Few scholarly articles are available on the degree of religious affiliation of scientists around the world. One recent study explored survey data from eight countries: France, Hong Kong, India, Italy, Taiwan, Turkey, the United Kingdom and the United States (Ecklund et al., 2016). Each of these countries was found to have varying degrees of scientific infrastructure and varying degrees of religious involvement.

In most of these national contexts, scientists were indeed found to be more secular than their academic counterparts in other areas and in the general population. Surprisingly though, almost all scientists surveyed stated that science does not present a conflict with religion. In fact, they saw science as operating in a different sphere from religion, the former being confined to observable phenomena and the latter dealing with matters of faith and the unseen (Ecklund et al., 2016).

As a student of science, it is important not to come to any unfounded conclusions, not only about the religious inclination of your science professors, but also about the general notion that scientific pursuits and religious pursuits are incompatible.

A simple look at the classrooms at GCU reinforce the idea that the two can go hand in hand, whether by conscious partitioning or by seeking common ground.

Grand Canyon University’s College of Science, Engineering and Technology offers a STEM-focused education that nurtures and supports a Christian worldview. To learn more about us, visit our website or contact us using the Request More Information button at the top of the page.


  • Ecklund, E., Johsnon, D., Scheitle, D., Matthews, K. & Lewis, S. (2016). Religion among scientists in international context. Sociological Research for a Dynamic World, volume 2. Doi: 10.1177/2378023116664353

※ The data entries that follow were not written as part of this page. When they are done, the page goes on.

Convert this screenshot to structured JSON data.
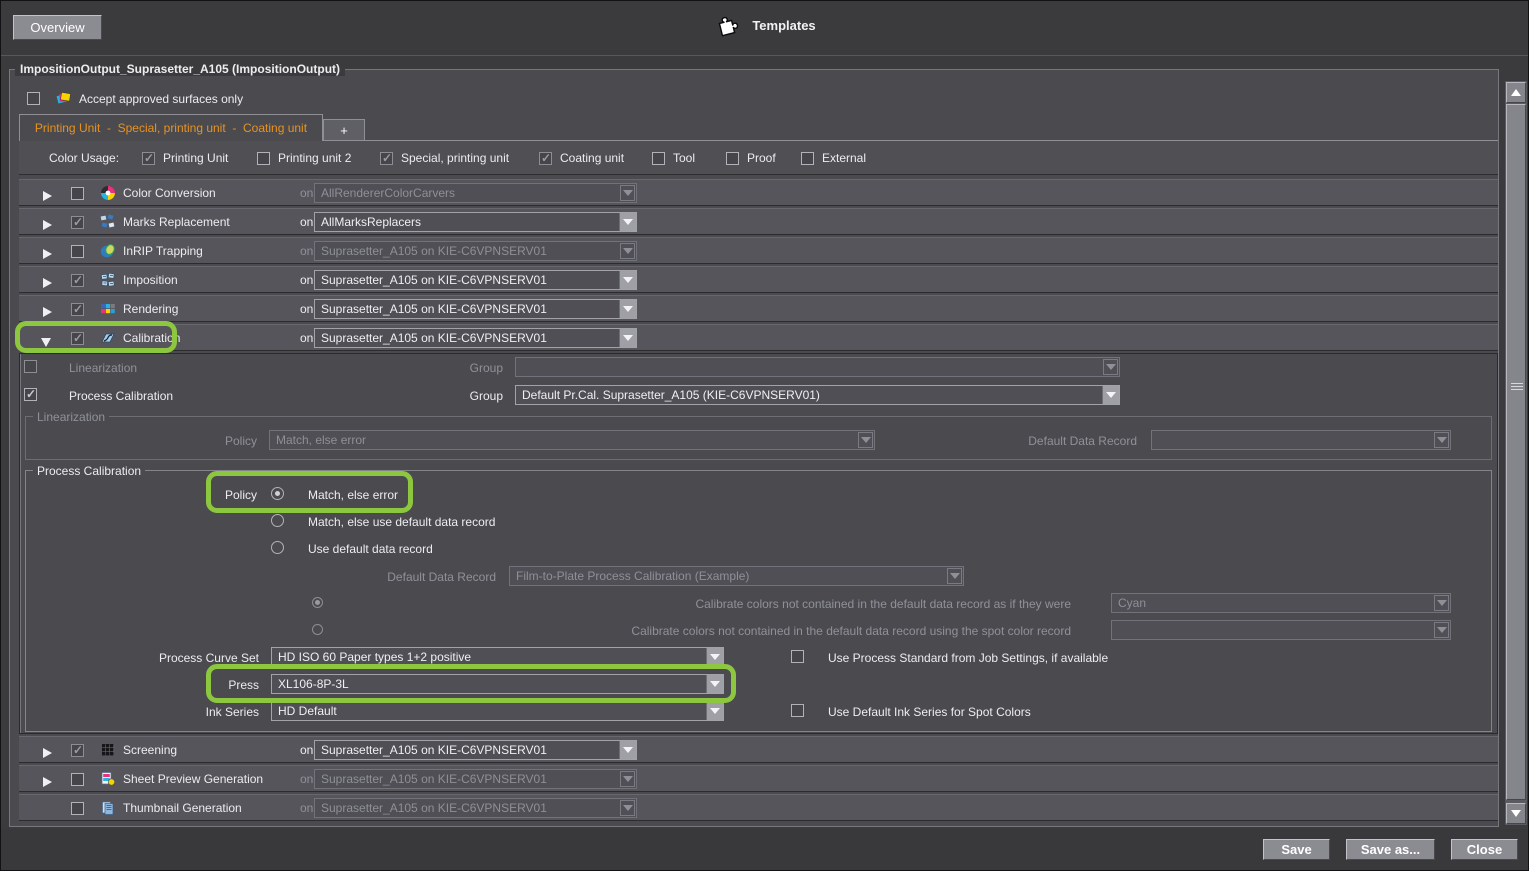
{
  "header": {
    "overview": "Overview",
    "templates": "Templates"
  },
  "panel": {
    "title": "ImpositionOutput_Suprasetter_A105 (ImpositionOutput)",
    "accept_approved": "Accept approved surfaces only"
  },
  "tabs": {
    "active_label": "Printing Unit  -  Special, printing unit  -  Coating unit",
    "add_label": "+"
  },
  "color_usage": {
    "label": "Color Usage:",
    "options": [
      {
        "label": "Printing Unit",
        "checked": true
      },
      {
        "label": "Printing unit 2",
        "checked": false
      },
      {
        "label": "Special, printing unit",
        "checked": true
      },
      {
        "label": "Coating unit",
        "checked": true
      },
      {
        "label": "Tool",
        "checked": false
      },
      {
        "label": "Proof",
        "checked": false
      },
      {
        "label": "External",
        "checked": false
      }
    ]
  },
  "on_label": "on",
  "rows_top": [
    {
      "label": "Color Conversion",
      "value": "AllRendererColorCarvers",
      "checked": false,
      "enabled": false,
      "expanded": false
    },
    {
      "label": "Marks Replacement",
      "value": "AllMarksReplacers",
      "checked": true,
      "enabled": true,
      "expanded": false
    },
    {
      "label": "InRIP Trapping",
      "value": "Suprasetter_A105 on KIE-C6VPNSERV01",
      "checked": false,
      "enabled": false,
      "expanded": false
    },
    {
      "label": "Imposition",
      "value": "Suprasetter_A105 on KIE-C6VPNSERV01",
      "checked": true,
      "enabled": true,
      "expanded": false
    },
    {
      "label": "Rendering",
      "value": "Suprasetter_A105 on KIE-C6VPNSERV01",
      "checked": true,
      "enabled": true,
      "expanded": false
    },
    {
      "label": "Calibration",
      "value": "Suprasetter_A105 on KIE-C6VPNSERV01",
      "checked": true,
      "enabled": true,
      "expanded": true,
      "highlighted": true
    }
  ],
  "calibration": {
    "linearization_row": {
      "label": "Linearization",
      "group_label": "Group",
      "value": "",
      "checked": false
    },
    "process_row": {
      "label": "Process Calibration",
      "group_label": "Group",
      "value": "Default Pr.Cal. Suprasetter_A105 (KIE-C6VPNSERV01)",
      "checked": true
    },
    "linearization_group": {
      "title": "Linearization",
      "policy_label": "Policy",
      "policy_value": "Match, else error",
      "default_data_record_label": "Default Data Record",
      "default_data_record_value": ""
    },
    "process_group": {
      "title": "Process Calibration",
      "policy_label": "Policy",
      "policy_options": [
        "Match, else error",
        "Match, else use default data record",
        "Use default data record"
      ],
      "policy_selected": "Match, else error",
      "default_data_record_label": "Default Data Record",
      "default_data_record_value": "Film-to-Plate Process Calibration (Example)",
      "calibrate_as_if_label": "Calibrate colors not contained in the default data record as if they were",
      "calibrate_as_if_value": "Cyan",
      "calibrate_spot_label": "Calibrate colors not contained in the default data record using the spot color record",
      "calibrate_spot_value": "",
      "process_curve_set_label": "Process Curve Set",
      "process_curve_set_value": "HD ISO 60 Paper types 1+2 positive",
      "use_process_standard_label": "Use Process Standard from Job Settings, if available",
      "press_label": "Press",
      "press_value": "XL106-8P-3L",
      "ink_series_label": "Ink Series",
      "ink_series_value": "HD Default",
      "use_default_ink_label": "Use Default Ink Series for Spot Colors"
    }
  },
  "rows_bottom": [
    {
      "label": "Screening",
      "value": "Suprasetter_A105 on KIE-C6VPNSERV01",
      "checked": true,
      "enabled": true,
      "has_arrow": true
    },
    {
      "label": "Sheet Preview Generation",
      "value": "Suprasetter_A105 on KIE-C6VPNSERV01",
      "checked": false,
      "enabled": false,
      "has_arrow": true
    },
    {
      "label": "Thumbnail Generation",
      "value": "Suprasetter_A105 on KIE-C6VPNSERV01",
      "checked": false,
      "enabled": false,
      "has_arrow": false
    }
  ],
  "footer": {
    "save": "Save",
    "save_as": "Save as...",
    "close": "Close"
  },
  "colors": {
    "highlight_green": "#8dc63f",
    "tab_orange": "#e8921e",
    "panel_bg": "#4b4b4f"
  }
}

The views and opinions expressed in this article are those of the author’s and do not necessarily reflect the official policy or position of Grand Canyon University. Any sources cited were accurate as of the publish date.